## WORK REQUIRED
Work out how many lines in the records below include the string "JSON", and reply with that number alone.

## RECORDS FOR THIS TASK

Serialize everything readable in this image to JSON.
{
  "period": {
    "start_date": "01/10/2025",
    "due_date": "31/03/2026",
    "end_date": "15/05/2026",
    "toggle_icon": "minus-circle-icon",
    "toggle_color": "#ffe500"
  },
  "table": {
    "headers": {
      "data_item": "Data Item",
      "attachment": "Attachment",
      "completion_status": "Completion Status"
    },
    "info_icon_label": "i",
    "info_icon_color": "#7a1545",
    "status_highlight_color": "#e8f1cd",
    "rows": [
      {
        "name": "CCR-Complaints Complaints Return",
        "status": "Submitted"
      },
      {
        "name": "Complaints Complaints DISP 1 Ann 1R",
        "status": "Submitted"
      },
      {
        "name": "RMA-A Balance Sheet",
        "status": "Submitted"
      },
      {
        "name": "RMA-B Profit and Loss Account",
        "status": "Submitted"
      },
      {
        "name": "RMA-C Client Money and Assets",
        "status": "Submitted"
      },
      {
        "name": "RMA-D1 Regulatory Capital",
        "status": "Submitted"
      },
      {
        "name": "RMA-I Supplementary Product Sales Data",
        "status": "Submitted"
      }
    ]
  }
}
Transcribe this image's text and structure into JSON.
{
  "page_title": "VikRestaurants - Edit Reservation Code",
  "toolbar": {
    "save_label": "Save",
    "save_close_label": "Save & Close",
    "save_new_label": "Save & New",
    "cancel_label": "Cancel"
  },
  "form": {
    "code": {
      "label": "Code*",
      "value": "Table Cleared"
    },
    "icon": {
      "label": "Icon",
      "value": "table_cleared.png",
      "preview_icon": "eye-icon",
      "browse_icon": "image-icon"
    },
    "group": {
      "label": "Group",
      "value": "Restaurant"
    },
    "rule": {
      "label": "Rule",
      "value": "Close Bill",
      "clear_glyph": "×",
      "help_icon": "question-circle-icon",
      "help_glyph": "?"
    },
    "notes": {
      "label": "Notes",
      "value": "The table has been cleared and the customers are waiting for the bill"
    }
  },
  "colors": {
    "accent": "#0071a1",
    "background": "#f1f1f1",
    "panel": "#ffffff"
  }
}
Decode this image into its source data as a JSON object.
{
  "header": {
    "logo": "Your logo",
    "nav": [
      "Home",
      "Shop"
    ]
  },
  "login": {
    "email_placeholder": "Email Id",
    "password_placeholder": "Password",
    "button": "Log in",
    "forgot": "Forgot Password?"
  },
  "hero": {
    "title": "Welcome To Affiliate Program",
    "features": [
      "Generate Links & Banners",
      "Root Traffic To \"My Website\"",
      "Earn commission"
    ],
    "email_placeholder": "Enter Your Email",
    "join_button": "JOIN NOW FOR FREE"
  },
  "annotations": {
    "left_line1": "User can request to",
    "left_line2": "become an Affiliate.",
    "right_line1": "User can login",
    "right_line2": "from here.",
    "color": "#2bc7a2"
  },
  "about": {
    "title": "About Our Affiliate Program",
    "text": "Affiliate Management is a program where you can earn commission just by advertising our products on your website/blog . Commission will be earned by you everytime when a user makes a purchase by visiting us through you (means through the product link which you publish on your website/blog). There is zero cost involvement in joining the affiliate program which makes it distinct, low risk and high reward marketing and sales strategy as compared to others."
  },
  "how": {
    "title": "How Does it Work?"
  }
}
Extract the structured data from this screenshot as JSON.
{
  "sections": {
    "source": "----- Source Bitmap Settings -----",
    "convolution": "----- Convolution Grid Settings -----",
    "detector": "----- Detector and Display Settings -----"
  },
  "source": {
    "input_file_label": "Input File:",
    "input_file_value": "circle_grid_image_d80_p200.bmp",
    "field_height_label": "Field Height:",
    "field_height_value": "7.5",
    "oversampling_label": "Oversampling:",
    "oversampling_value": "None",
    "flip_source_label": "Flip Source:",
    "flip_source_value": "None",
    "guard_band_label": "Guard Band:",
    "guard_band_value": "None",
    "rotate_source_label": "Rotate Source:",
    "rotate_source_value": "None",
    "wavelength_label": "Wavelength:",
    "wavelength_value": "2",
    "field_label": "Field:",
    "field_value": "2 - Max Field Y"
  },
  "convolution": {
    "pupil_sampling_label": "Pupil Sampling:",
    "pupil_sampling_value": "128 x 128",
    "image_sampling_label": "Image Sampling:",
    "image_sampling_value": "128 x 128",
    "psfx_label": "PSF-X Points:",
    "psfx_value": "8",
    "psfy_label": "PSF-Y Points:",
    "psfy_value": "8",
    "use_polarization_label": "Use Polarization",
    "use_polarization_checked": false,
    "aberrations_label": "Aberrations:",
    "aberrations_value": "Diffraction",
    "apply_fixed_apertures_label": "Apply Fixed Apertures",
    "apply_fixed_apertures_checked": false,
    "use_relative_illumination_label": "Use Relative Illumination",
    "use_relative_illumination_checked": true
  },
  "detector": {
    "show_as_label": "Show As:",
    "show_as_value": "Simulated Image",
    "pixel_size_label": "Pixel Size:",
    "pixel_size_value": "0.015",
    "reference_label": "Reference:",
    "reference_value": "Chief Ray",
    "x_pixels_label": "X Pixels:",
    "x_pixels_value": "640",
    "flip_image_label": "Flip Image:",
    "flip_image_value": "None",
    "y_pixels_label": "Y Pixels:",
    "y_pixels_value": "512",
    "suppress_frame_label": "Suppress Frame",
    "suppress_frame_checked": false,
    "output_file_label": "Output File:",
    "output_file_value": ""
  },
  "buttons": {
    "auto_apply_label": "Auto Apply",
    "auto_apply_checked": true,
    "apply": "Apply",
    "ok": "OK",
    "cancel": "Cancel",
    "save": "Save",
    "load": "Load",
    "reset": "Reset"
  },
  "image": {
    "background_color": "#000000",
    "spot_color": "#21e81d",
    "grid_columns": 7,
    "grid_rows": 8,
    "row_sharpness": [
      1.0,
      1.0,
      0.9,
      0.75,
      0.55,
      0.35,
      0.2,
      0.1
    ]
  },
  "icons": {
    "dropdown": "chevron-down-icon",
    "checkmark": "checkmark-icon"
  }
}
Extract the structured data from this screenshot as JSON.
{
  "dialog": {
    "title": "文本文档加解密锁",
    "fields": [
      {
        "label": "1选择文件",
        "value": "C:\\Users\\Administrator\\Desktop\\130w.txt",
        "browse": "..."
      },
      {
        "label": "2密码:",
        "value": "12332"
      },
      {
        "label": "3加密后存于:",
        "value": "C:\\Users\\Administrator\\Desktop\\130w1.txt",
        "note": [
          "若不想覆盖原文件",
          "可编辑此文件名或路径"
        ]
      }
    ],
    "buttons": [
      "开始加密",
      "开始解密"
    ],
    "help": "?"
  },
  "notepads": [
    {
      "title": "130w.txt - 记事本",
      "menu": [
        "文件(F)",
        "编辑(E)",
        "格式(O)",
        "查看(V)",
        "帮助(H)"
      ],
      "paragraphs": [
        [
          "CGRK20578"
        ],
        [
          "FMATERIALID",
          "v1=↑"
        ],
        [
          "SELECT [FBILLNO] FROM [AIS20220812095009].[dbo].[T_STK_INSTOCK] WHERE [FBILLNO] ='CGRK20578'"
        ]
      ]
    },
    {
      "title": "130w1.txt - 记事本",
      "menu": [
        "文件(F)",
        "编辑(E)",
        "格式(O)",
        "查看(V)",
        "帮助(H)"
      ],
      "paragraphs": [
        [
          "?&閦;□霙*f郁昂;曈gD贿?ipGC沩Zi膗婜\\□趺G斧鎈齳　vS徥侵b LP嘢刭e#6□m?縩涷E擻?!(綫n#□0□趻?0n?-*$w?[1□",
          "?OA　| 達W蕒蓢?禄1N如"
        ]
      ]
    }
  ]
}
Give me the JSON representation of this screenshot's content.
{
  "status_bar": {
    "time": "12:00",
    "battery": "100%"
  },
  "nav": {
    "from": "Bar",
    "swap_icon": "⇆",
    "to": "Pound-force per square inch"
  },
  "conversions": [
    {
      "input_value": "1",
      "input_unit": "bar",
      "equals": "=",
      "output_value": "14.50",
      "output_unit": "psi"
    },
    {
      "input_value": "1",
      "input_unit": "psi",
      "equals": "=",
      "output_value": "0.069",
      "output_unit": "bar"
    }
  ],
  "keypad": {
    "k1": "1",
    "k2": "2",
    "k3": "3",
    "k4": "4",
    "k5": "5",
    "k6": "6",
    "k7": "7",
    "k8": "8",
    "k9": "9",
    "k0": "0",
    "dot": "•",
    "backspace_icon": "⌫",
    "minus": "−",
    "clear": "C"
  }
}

## SOLUTION TO THIS TASK
6